Please copy out all lines of the entries that contain the word "ContactController".

(Raw data)

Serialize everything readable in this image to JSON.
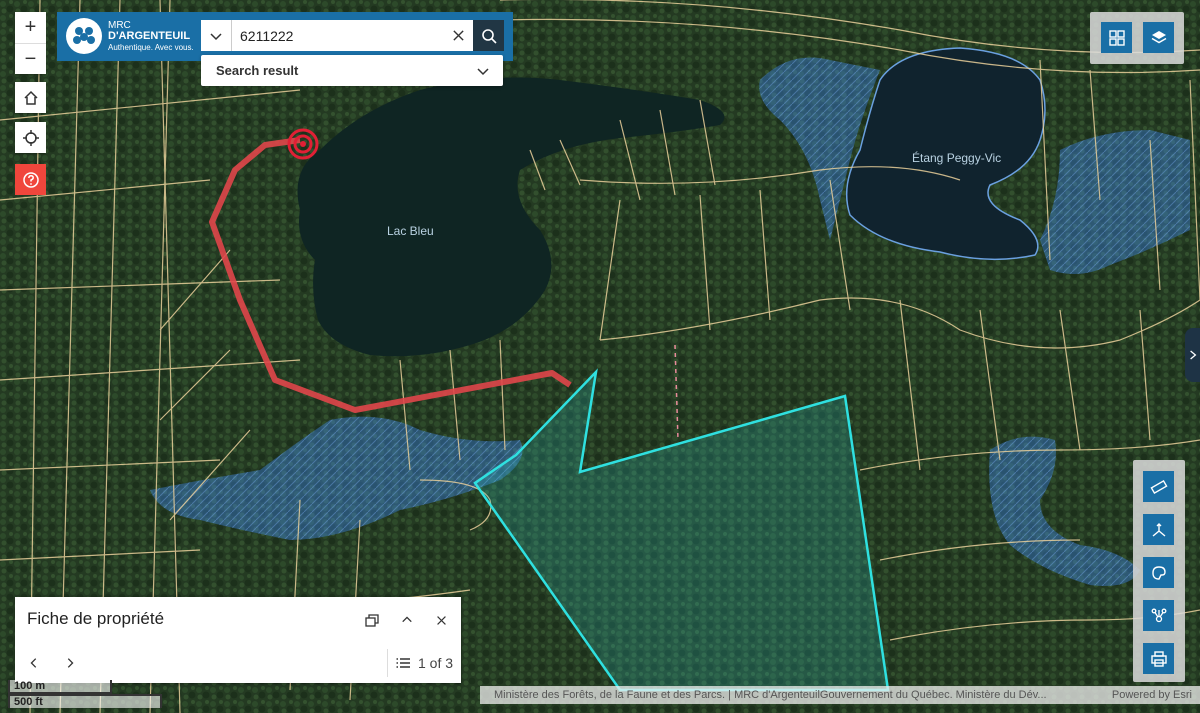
{
  "search": {
    "value": "6211222",
    "results_label": "Search result"
  },
  "brand": {
    "line1": "MRC",
    "line2": "D'ARGENTEUIL",
    "line3": "Authentique. Avec vous."
  },
  "map_labels": {
    "lake1": "Lac Bleu",
    "lake2": "Étang Peggy-Vic"
  },
  "controls": {
    "zoom_in": "+",
    "zoom_out": "−"
  },
  "panel": {
    "title": "Fiche de propriété",
    "pager": "1 of 3"
  },
  "scale": {
    "metric": "100 m",
    "imperial": "500 ft"
  },
  "attribution": {
    "text": "Ministère des Forêts, de la Faune et des Parcs. | MRC d'ArgenteuilGouvernement du Québec. Ministère du Dév...",
    "powered": "Powered by Esri"
  },
  "colors": {
    "brand": "#1a6fa6",
    "route": "#e0464a",
    "parcel_highlight": "#2fe0e0",
    "lot_lines": "#e9cf9a",
    "wetland": "#3a7fd6"
  }
}
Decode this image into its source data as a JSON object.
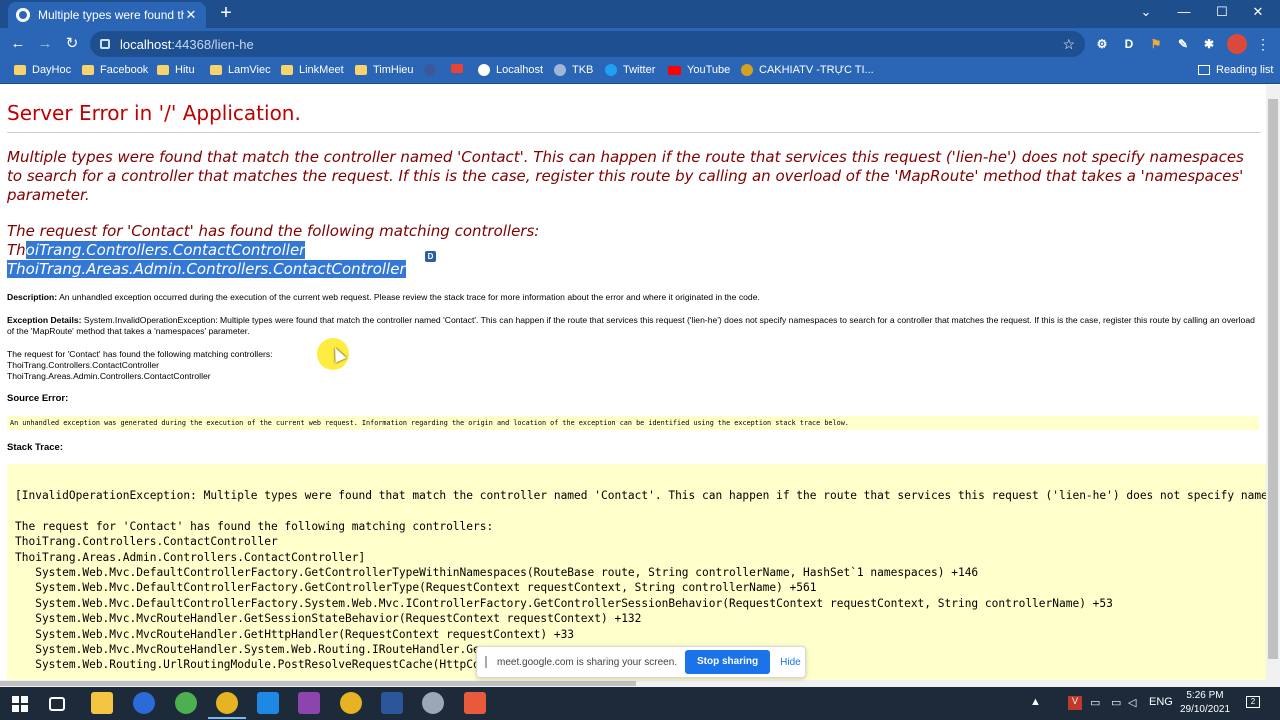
{
  "browser": {
    "tab_title": "Multiple types were found that m",
    "url_host": "localhost",
    "url_path": ":44368/lien-he",
    "bookmarks": [
      "DayHoc",
      "Facebook",
      "Hitu",
      "LamViec",
      "LinkMeet",
      "TimHieu",
      "Localhost",
      "TKB",
      "Twitter",
      "YouTube",
      "CAKHIATV -TRỰC TI..."
    ],
    "reading_list": "Reading list",
    "ext_letter": "D"
  },
  "page": {
    "heading": "Server Error in '/' Application.",
    "message": "Multiple types were found that match the controller named 'Contact'. This can happen if the route that services this request ('lien-he') does not specify namespaces to search for a controller that matches the request. If this is the case, register this route by calling an overload of the 'MapRoute' method that takes a 'namespaces' parameter.",
    "request_intro": "The request for 'Contact' has found the following matching controllers:",
    "controller1_prefix": "Th",
    "controller1_selected": "oiTrang.Controllers.ContactController",
    "controller2": "ThoiTrang.Areas.Admin.Controllers.ContactController",
    "badge": "D",
    "description_label": "Description:",
    "description_text": "An unhandled exception occurred during the execution of the current web request. Please review the stack trace for more information about the error and where it originated in the code.",
    "exception_label": "Exception Details:",
    "exception_text": "System.InvalidOperationException: Multiple types were found that match the controller named 'Contact'. This can happen if the route that services this request ('lien-he') does not specify namespaces to search for a controller that matches the request. If this is the case, register this route by calling an overload of the 'MapRoute' method that takes a 'namespaces' parameter.",
    "small_request_intro": "The request for 'Contact' has found the following matching controllers:",
    "small_controller1": "ThoiTrang.Controllers.ContactController",
    "small_controller2": "ThoiTrang.Areas.Admin.Controllers.ContactController",
    "source_error_label": "Source Error:",
    "source_error_text": "An unhandled exception was generated during the execution of the current web request. Information regarding the origin and location of the exception can be identified using the exception stack trace below.",
    "stack_trace_label": "Stack Trace:",
    "stack_trace": "[InvalidOperationException: Multiple types were found that match the controller named 'Contact'. This can happen if the route that services this request ('lien-he') does not specify name\n\nThe request for 'Contact' has found the following matching controllers:\nThoiTrang.Controllers.ContactController\nThoiTrang.Areas.Admin.Controllers.ContactController]\n   System.Web.Mvc.DefaultControllerFactory.GetControllerTypeWithinNamespaces(RouteBase route, String controllerName, HashSet`1 namespaces) +146\n   System.Web.Mvc.DefaultControllerFactory.GetControllerType(RequestContext requestContext, String controllerName) +561\n   System.Web.Mvc.DefaultControllerFactory.System.Web.Mvc.IControllerFactory.GetControllerSessionBehavior(RequestContext requestContext, String controllerName) +53\n   System.Web.Mvc.MvcRouteHandler.GetSessionStateBehavior(RequestContext requestContext) +132\n   System.Web.Mvc.MvcRouteHandler.GetHttpHandler(RequestContext requestContext) +33\n   System.Web.Mvc.MvcRouteHandler.System.Web.Routing.IRouteHandler.Ge\n   System.Web.Routing.UrlRoutingModule.PostResolveRequestCache(HttpCo"
  },
  "sharebar": {
    "text": "meet.google.com is sharing your screen.",
    "stop": "Stop sharing",
    "hide": "Hide"
  },
  "taskbar": {
    "lang": "ENG",
    "time": "5:26 PM",
    "date": "29/10/2021",
    "notif_count": "2"
  },
  "colors": {
    "error_red": "#c00000",
    "message_maroon": "#800000",
    "selection": "#3478d6",
    "code_bg": "#ffffcc",
    "chrome_blue": "#2a66b5"
  }
}
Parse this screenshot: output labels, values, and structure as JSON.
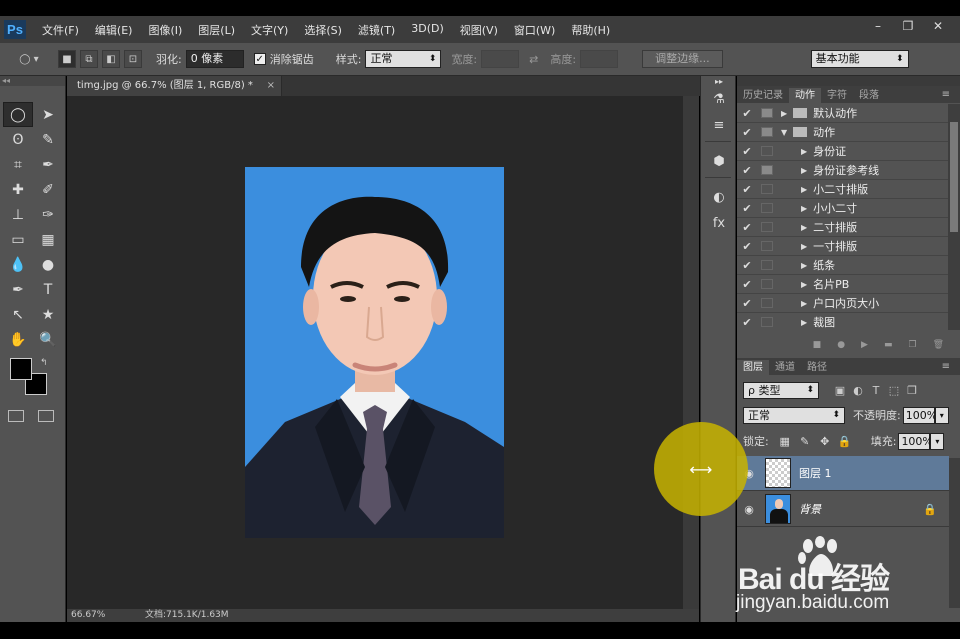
{
  "app": {
    "logo": "Ps",
    "menus": [
      "文件(F)",
      "编辑(E)",
      "图像(I)",
      "图层(L)",
      "文字(Y)",
      "选择(S)",
      "滤镜(T)",
      "3D(D)",
      "视图(V)",
      "窗口(W)",
      "帮助(H)"
    ],
    "window_controls": [
      "–",
      "❐",
      "✕"
    ]
  },
  "options": {
    "feather_label": "羽化:",
    "feather_value": "0 像素",
    "antialias_label": "消除锯齿",
    "antialias_checked": true,
    "style_label": "样式:",
    "style_value": "正常",
    "width_label": "宽度:",
    "height_label": "高度:",
    "refine_edge": "调整边缘...",
    "workspace": "基本功能"
  },
  "document": {
    "tab_title": "timg.jpg @ 66.7% (图层 1, RGB/8) *",
    "zoom": "66.67%",
    "doc_info": "文档:715.1K/1.63M"
  },
  "actions_panel": {
    "tabs": [
      "历史记录",
      "动作",
      "字符",
      "段落"
    ],
    "active_tab": "动作",
    "items": [
      {
        "label": "默认动作",
        "type": "set",
        "dialog": true,
        "expanded": false
      },
      {
        "label": "动作",
        "type": "set",
        "dialog": true,
        "expanded": true
      },
      {
        "label": "身份证",
        "type": "action",
        "dialog": false
      },
      {
        "label": "身份证参考线",
        "type": "action",
        "dialog": true
      },
      {
        "label": "小二寸排版",
        "type": "action",
        "dialog": false
      },
      {
        "label": "小小二寸",
        "type": "action",
        "dialog": false
      },
      {
        "label": "二寸排版",
        "type": "action",
        "dialog": false
      },
      {
        "label": "一寸排版",
        "type": "action",
        "dialog": false
      },
      {
        "label": "纸条",
        "type": "action",
        "dialog": false
      },
      {
        "label": "名片PB",
        "type": "action",
        "dialog": false
      },
      {
        "label": "户口内页大小",
        "type": "action",
        "dialog": false
      },
      {
        "label": "裁图",
        "type": "action",
        "dialog": false
      }
    ]
  },
  "layers_panel": {
    "tabs": [
      "图层",
      "通道",
      "路径"
    ],
    "active_tab": "图层",
    "kind_filter": "ρ 类型",
    "blend_mode": "正常",
    "opacity_label": "不透明度:",
    "opacity_value": "100%",
    "lock_label": "锁定:",
    "fill_label": "填充:",
    "fill_value": "100%",
    "layers": [
      {
        "name": "图层 1",
        "selected": true,
        "thumb": "transparent",
        "locked": false
      },
      {
        "name": "背景",
        "selected": false,
        "thumb": "photo",
        "locked": true
      }
    ]
  },
  "watermark": {
    "brand": "Bai du 经验",
    "url": "jingyan.baidu.com"
  },
  "colors": {
    "photo_bg": "#3b8ede",
    "selected_layer": "#5f7a99",
    "highlight": "#c8b400"
  }
}
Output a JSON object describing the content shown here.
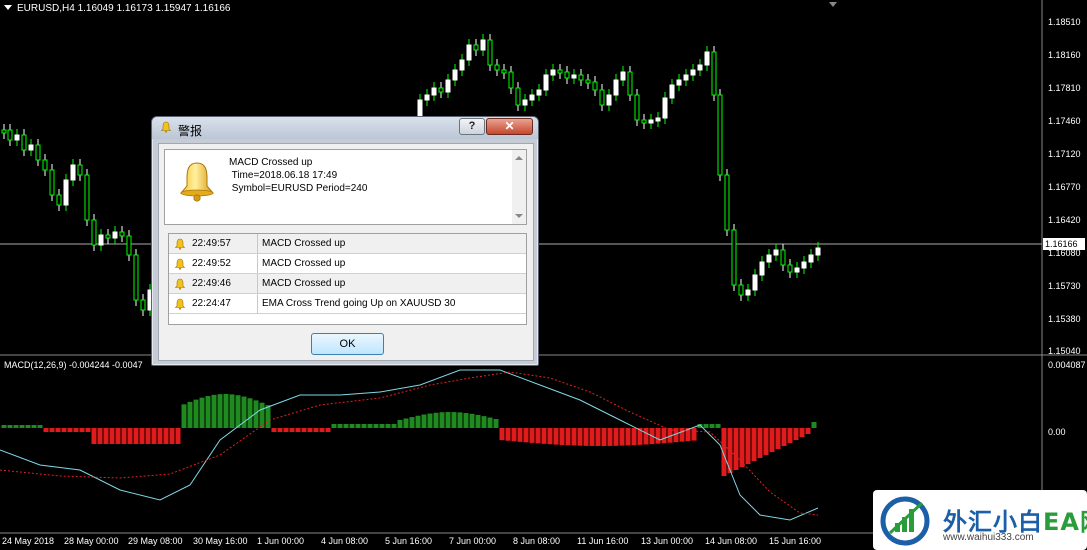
{
  "chart": {
    "title": "EURUSD,H4  1.16049 1.16173 1.15947 1.16166",
    "current_price": "1.16166",
    "price_axis": [
      "1.18510",
      "1.18160",
      "1.17810",
      "1.17460",
      "1.17120",
      "1.16770",
      "1.16420",
      "1.16080",
      "1.15730",
      "1.15380",
      "1.15040"
    ],
    "macd_title": "MACD(12,26,9) -0.004244 -0.0047",
    "macd_axis": [
      "0.004087",
      "0.00"
    ],
    "time_axis": [
      "24 May 2018",
      "28 May 00:00",
      "29 May 08:00",
      "30 May 16:00",
      "1 Jun 00:00",
      "4 Jun 08:00",
      "5 Jun 16:00",
      "7 Jun 00:00",
      "8 Jun 08:00",
      "11 Jun 16:00",
      "13 Jun 00:00",
      "14 Jun 08:00",
      "15 Jun 16:00"
    ],
    "colors": {
      "bull": "#ffffff",
      "bear": "#00ff00",
      "histogram_up": "#1f8a1f",
      "histogram_down": "#e01b1b",
      "macd_line": "#7fd8e6",
      "signal_line": "#e02020"
    }
  },
  "dialog": {
    "title": "警报",
    "help_label": "?",
    "close_label": "✕",
    "message_lines": [
      "MACD Crossed up",
      " Time=2018.06.18 17:49",
      " Symbol=EURUSD Period=240"
    ],
    "alerts": [
      {
        "time": "22:49:57",
        "message": "MACD Crossed up"
      },
      {
        "time": "22:49:52",
        "message": "MACD Crossed up"
      },
      {
        "time": "22:49:46",
        "message": "MACD Crossed up"
      },
      {
        "time": "22:24:47",
        "message": "EMA Cross Trend going Up on XAUUSD 30"
      }
    ],
    "ok_label": "OK",
    "icon": "bell-icon"
  },
  "watermark": {
    "text_main": "外汇小白",
    "text_ea": "EA网",
    "url": "www.waihui333.com"
  }
}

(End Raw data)

▸ Solution to this task:
    "controller1_selected": "oiTrang.Controllers.ContactController",
    "controller2": "ThoiTrang.Areas.Admin.Controllers.ContactController",
    "small_controller1": "ThoiTrang.Controllers.ContactController",
    "small_controller2": "ThoiTrang.Areas.Admin.Controllers.ContactController",
    "stack_trace": "[InvalidOperationException: Multiple types were found that match the controller named 'Contact'. This can happen if the route that services this request ('lien-he') does not specify name\n\nThe request for 'Contact' has found the following matching controllers:\nThoiTrang.Controllers.ContactController\nThoiTrang.Areas.Admin.Controllers.ContactController]\n   System.Web.Mvc.DefaultControllerFactory.GetControllerTypeWithinNamespaces(RouteBase route, String controllerName, HashSet`1 namespaces) +146\n   System.Web.Mvc.DefaultControllerFactory.GetControllerType(RequestContext requestContext, String controllerName) +561\n   System.Web.Mvc.DefaultControllerFactory.System.Web.Mvc.IControllerFactory.GetControllerSessionBehavior(RequestContext requestContext, String controllerName) +53\n   System.Web.Mvc.MvcRouteHandler.GetSessionStateBehavior(RequestContext requestContext) +132\n   System.Web.Mvc.MvcRouteHandler.GetHttpHandler(RequestContext requestContext) +33\n   System.Web.Mvc.MvcRouteHandler.System.Web.Routing.IRouteHandler.Ge\n   System.Web.Routing.UrlRoutingModule.PostResolveRequestCache(HttpCo"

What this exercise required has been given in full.